-- RECORDED INFORMATION follows --

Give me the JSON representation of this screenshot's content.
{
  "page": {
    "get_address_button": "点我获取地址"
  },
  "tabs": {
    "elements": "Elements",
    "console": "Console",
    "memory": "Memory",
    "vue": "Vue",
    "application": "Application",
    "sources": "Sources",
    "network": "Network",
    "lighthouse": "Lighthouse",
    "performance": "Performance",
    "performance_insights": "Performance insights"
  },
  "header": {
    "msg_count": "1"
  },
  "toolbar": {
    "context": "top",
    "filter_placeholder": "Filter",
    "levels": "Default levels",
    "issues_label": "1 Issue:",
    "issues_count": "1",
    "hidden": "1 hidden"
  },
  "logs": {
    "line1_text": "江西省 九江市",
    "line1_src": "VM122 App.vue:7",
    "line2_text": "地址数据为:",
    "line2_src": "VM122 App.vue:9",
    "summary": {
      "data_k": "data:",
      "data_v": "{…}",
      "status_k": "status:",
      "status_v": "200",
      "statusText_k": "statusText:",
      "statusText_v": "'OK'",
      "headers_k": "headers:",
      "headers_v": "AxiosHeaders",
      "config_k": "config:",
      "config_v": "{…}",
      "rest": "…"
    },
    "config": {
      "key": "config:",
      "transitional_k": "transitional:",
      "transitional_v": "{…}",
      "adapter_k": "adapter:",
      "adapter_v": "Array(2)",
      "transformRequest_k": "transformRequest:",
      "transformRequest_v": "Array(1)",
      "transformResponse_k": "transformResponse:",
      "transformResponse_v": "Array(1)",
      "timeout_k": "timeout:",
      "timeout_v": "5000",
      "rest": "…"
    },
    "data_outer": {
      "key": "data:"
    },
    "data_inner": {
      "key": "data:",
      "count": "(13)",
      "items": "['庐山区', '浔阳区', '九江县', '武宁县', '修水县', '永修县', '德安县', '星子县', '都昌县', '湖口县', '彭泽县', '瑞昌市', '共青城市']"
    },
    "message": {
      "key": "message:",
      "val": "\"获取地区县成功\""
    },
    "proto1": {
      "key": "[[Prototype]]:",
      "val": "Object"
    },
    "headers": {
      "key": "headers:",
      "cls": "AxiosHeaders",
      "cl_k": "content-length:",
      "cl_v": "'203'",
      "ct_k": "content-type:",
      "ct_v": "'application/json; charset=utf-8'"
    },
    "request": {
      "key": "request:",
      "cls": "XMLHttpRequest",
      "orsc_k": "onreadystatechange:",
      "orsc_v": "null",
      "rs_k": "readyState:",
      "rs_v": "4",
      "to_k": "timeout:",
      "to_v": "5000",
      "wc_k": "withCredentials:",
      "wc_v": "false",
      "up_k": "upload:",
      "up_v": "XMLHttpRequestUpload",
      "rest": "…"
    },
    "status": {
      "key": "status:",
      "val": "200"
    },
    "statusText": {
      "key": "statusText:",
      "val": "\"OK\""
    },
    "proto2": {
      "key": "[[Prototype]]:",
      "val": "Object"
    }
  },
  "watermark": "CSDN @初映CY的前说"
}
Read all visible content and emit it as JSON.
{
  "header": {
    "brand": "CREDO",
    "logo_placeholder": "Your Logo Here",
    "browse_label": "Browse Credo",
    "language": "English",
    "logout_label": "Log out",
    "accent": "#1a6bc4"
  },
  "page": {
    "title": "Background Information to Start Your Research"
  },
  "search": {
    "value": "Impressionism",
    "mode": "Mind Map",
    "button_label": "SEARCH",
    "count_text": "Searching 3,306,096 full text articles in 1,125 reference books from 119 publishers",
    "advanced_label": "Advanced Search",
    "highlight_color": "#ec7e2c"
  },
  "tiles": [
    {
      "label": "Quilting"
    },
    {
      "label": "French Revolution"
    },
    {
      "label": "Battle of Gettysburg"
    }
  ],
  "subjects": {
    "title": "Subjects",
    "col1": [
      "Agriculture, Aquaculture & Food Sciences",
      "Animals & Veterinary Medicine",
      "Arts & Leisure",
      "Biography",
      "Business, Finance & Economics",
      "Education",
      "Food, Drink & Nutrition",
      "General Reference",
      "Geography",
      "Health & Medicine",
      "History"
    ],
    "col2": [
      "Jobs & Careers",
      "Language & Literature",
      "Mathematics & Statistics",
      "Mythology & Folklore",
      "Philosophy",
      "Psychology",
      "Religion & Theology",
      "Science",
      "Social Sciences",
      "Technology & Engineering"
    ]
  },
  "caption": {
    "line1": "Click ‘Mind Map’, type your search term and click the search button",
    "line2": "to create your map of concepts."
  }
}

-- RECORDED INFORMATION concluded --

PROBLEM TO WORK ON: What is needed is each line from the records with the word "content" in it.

FINISHED EXERCISE:
Give me the JSON representation of this screenshot's content.
      "cl_k": "content-length:",
      "ct_k": "content-type:",
Read all visible content and emit it as JSON.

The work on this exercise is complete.